◆ PROVIDED DATA:
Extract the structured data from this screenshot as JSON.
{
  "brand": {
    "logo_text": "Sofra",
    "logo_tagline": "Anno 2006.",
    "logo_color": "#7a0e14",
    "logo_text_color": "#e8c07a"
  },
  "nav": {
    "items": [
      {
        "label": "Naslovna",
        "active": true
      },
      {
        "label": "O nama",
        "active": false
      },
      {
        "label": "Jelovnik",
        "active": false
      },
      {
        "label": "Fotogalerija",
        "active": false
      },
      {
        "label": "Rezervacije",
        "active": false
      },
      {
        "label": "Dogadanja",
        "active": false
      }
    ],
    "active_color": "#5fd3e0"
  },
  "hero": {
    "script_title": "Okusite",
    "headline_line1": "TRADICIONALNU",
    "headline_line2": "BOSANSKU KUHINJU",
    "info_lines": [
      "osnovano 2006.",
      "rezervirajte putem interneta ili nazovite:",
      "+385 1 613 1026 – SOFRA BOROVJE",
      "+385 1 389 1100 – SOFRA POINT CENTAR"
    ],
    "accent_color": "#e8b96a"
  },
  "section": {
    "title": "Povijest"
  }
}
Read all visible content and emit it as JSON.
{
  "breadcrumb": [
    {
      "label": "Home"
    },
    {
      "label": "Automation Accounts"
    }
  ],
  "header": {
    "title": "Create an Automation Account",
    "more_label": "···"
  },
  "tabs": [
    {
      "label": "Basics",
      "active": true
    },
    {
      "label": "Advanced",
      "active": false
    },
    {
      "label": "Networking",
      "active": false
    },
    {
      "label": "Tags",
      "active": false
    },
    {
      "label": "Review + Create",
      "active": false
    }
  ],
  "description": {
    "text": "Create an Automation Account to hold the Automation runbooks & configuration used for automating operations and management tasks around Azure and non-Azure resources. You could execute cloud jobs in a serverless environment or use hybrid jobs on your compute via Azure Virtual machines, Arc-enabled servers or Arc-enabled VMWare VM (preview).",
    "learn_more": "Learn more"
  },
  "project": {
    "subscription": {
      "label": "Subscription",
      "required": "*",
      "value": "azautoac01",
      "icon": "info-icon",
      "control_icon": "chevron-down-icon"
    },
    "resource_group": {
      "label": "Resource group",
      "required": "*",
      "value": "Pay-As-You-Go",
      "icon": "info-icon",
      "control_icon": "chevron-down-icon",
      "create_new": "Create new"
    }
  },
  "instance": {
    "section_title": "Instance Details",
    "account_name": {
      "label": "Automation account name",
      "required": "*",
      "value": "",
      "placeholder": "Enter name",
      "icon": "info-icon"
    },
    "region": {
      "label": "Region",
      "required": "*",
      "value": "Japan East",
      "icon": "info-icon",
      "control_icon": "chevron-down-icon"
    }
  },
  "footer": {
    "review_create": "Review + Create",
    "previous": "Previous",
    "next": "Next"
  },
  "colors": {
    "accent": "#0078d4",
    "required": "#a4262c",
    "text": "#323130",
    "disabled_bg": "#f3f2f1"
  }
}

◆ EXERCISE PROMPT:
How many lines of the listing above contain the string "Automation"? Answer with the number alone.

◆ RESPONSE TO THIS TASK:
4